Task to complete:
The records below hold pictures; please leave those out and retype the rest exactly.

Dataset records:
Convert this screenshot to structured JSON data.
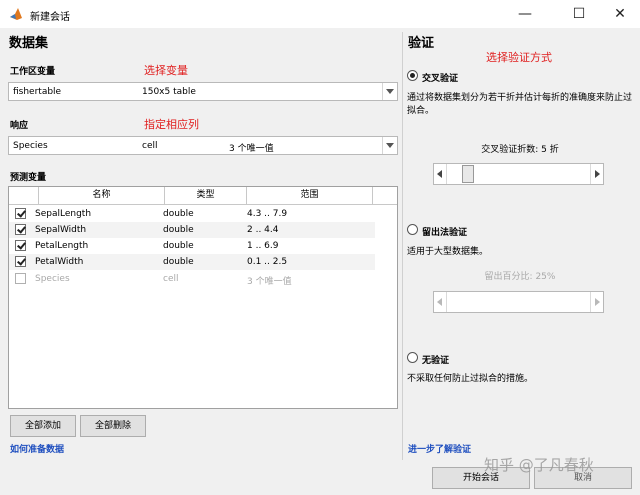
{
  "window": {
    "title": "新建会话",
    "minimize": "—",
    "maximize": "☐",
    "close": "✕"
  },
  "dataset": {
    "title": "数据集",
    "workspace_label": "工作区变量",
    "workspace_note": "选择变量",
    "workspace_value": "fishertable",
    "workspace_info": "150x5 table",
    "response_label": "响应",
    "response_note": "指定相应列",
    "response_value": "Species",
    "response_type": "cell",
    "response_range": "3 个唯一值",
    "predictors_label": "预测变量",
    "columns": [
      "名称",
      "类型",
      "范围"
    ],
    "rows": [
      {
        "name": "SepalLength",
        "type": "double",
        "range": "4.3 .. 7.9",
        "checked": true
      },
      {
        "name": "SepalWidth",
        "type": "double",
        "range": "2 .. 4.4",
        "checked": true
      },
      {
        "name": "PetalLength",
        "type": "double",
        "range": "1 .. 6.9",
        "checked": true
      },
      {
        "name": "PetalWidth",
        "type": "double",
        "range": "0.1 .. 2.5",
        "checked": true
      },
      {
        "name": "Species",
        "type": "cell",
        "range": "3 个唯一值",
        "checked": false
      }
    ],
    "add_all": "全部添加",
    "remove_all": "全部删除",
    "how_to_link": "如何准备数据"
  },
  "validation": {
    "title": "验证",
    "note": "选择验证方式",
    "cross_label": "交叉验证",
    "cross_desc": "通过将数据集划分为若干折并估计每折的准确度来防止过拟合。",
    "folds_label": "交叉验证折数: 5 折",
    "folds_value": 5,
    "folds_min": 2,
    "folds_max": 50,
    "holdout_label": "留出法验证",
    "holdout_desc": "适用于大型数据集。",
    "holdout_pct_label": "留出百分比: 25%",
    "holdout_pct": 25,
    "none_label": "无验证",
    "none_desc": "不采取任何防止过拟合的措施。",
    "learn_more": "进一步了解验证"
  },
  "footer": {
    "start": "开始会话",
    "cancel": "取消",
    "watermark": "知乎 @了凡春秋"
  },
  "colors": {
    "accent_red": "#e02020",
    "link_blue": "#1f4fbf"
  }
}
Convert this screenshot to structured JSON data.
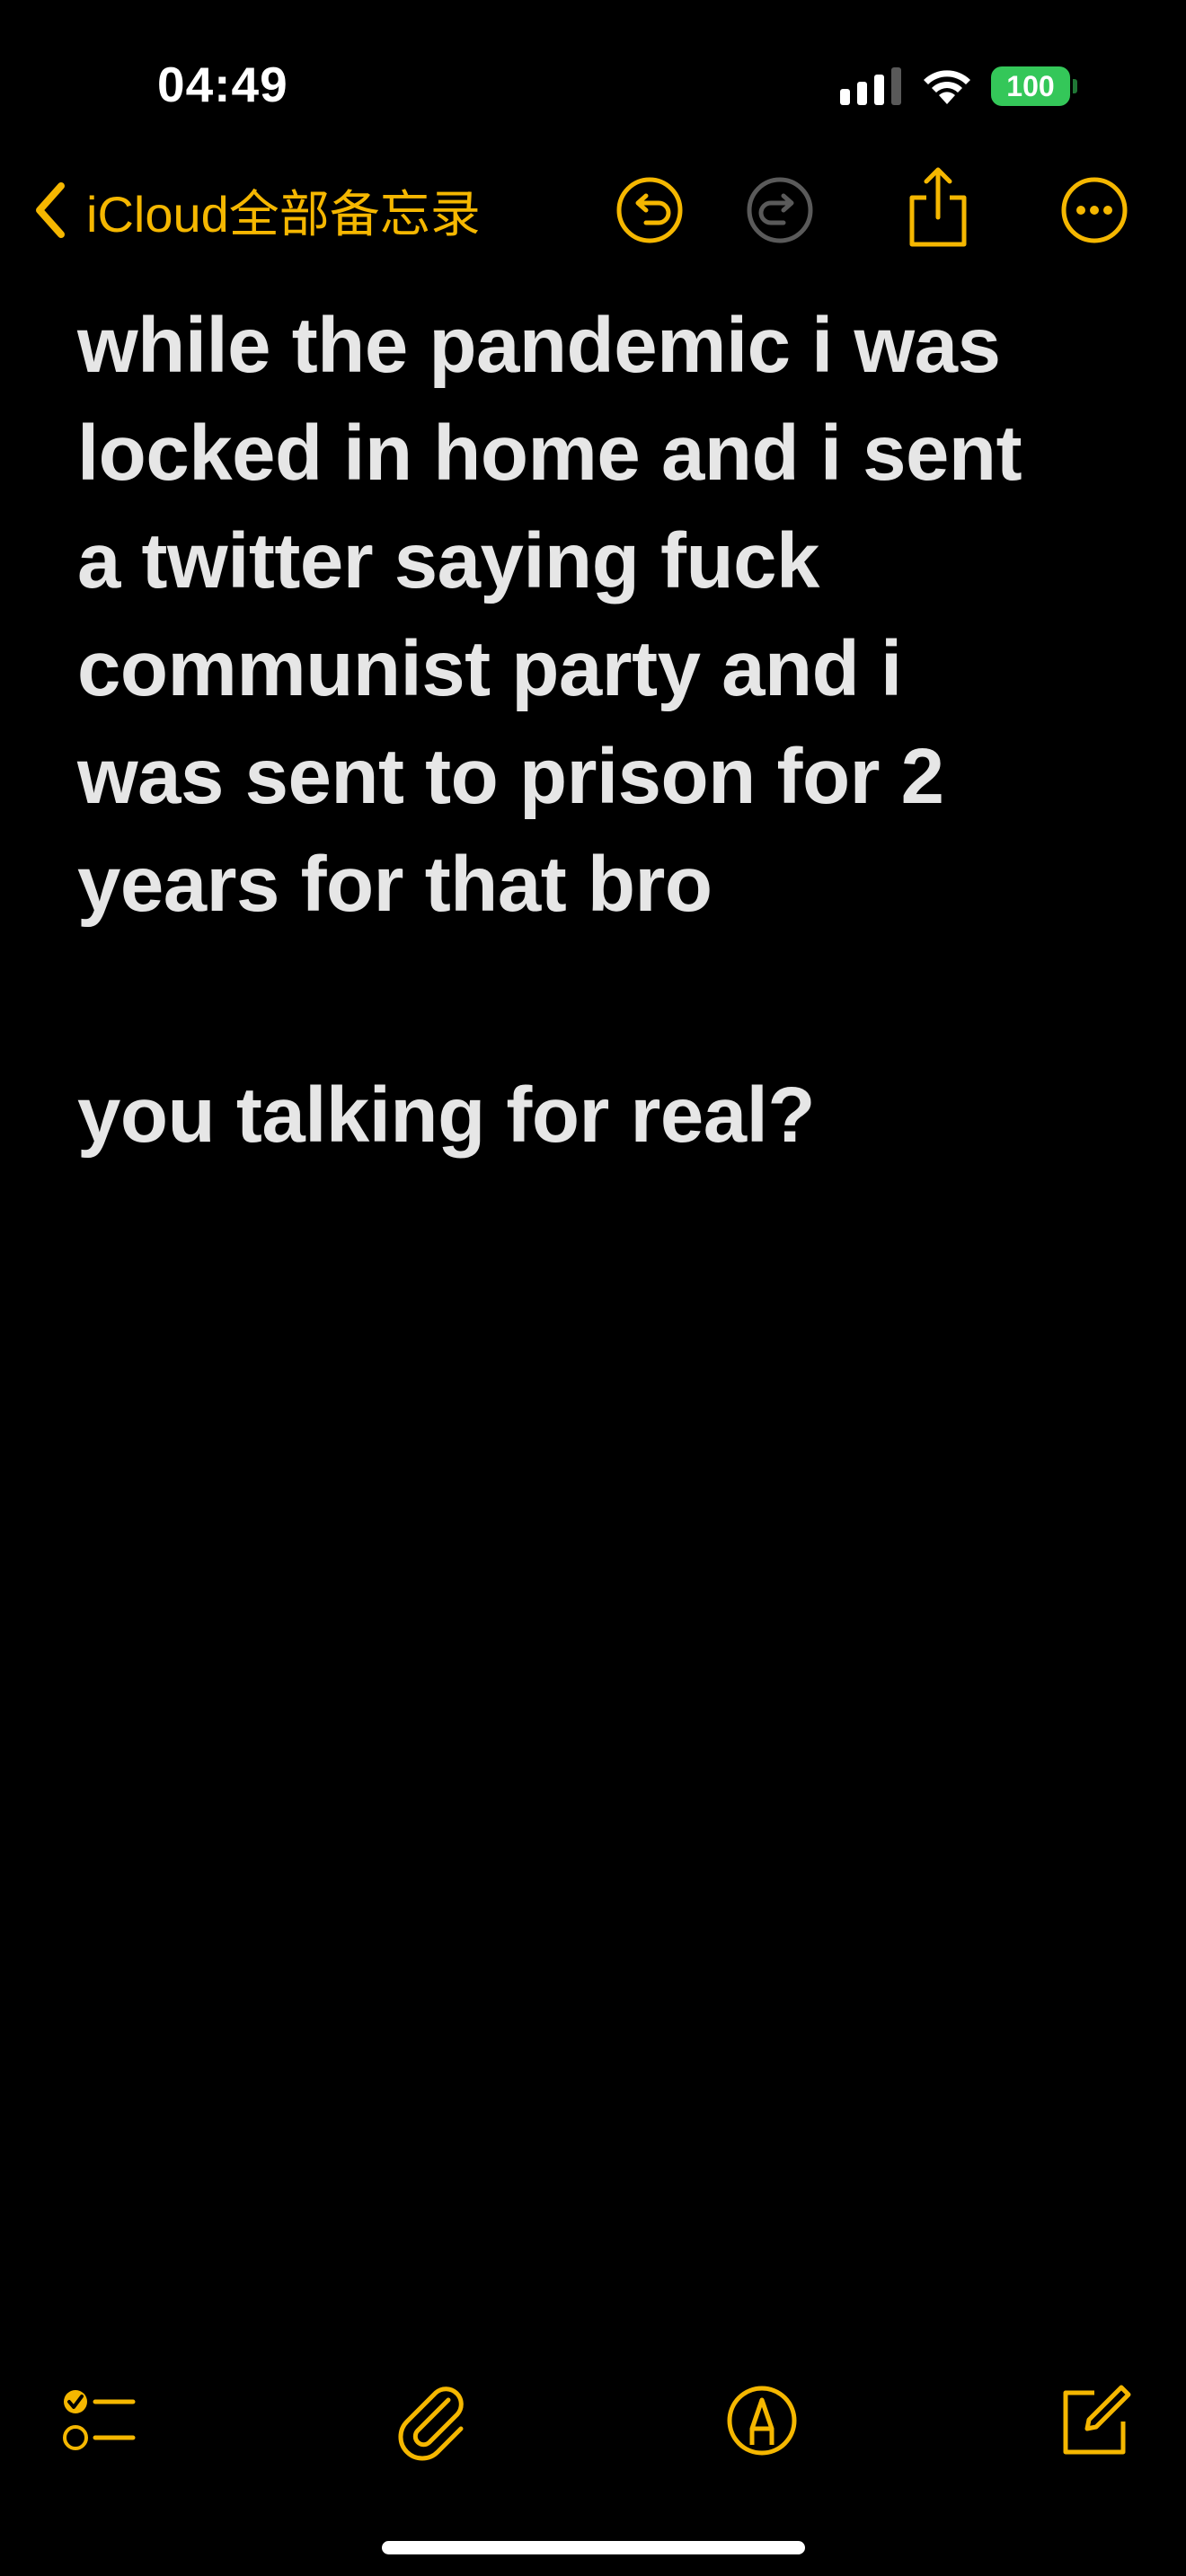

Written answer:
Convert this screenshot to structured JSON data.
{
  "window": {
    "title": "新建会话",
    "minimize": "—",
    "maximize": "☐",
    "close": "✕"
  },
  "dataset": {
    "title": "数据集",
    "workspace_label": "工作区变量",
    "workspace_note": "选择变量",
    "workspace_value": "fishertable",
    "workspace_info": "150x5 table",
    "response_label": "响应",
    "response_note": "指定相应列",
    "response_value": "Species",
    "response_type": "cell",
    "response_range": "3 个唯一值",
    "predictors_label": "预测变量",
    "columns": [
      "名称",
      "类型",
      "范围"
    ],
    "rows": [
      {
        "name": "SepalLength",
        "type": "double",
        "range": "4.3 .. 7.9",
        "checked": true
      },
      {
        "name": "SepalWidth",
        "type": "double",
        "range": "2 .. 4.4",
        "checked": true
      },
      {
        "name": "PetalLength",
        "type": "double",
        "range": "1 .. 6.9",
        "checked": true
      },
      {
        "name": "PetalWidth",
        "type": "double",
        "range": "0.1 .. 2.5",
        "checked": true
      },
      {
        "name": "Species",
        "type": "cell",
        "range": "3 个唯一值",
        "checked": false
      }
    ],
    "add_all": "全部添加",
    "remove_all": "全部删除",
    "how_to_link": "如何准备数据"
  },
  "validation": {
    "title": "验证",
    "note": "选择验证方式",
    "cross_label": "交叉验证",
    "cross_desc": "通过将数据集划分为若干折并估计每折的准确度来防止过拟合。",
    "folds_label": "交叉验证折数: 5 折",
    "folds_value": 5,
    "folds_min": 2,
    "folds_max": 50,
    "holdout_label": "留出法验证",
    "holdout_desc": "适用于大型数据集。",
    "holdout_pct_label": "留出百分比: 25%",
    "holdout_pct": 25,
    "none_label": "无验证",
    "none_desc": "不采取任何防止过拟合的措施。",
    "learn_more": "进一步了解验证"
  },
  "footer": {
    "start": "开始会话",
    "cancel": "取消",
    "watermark": "知乎 @了凡春秋"
  },
  "colors": {
    "accent_red": "#e02020",
    "link_blue": "#1f4fbf"
  }
}
Convert this screenshot to structured JSON data.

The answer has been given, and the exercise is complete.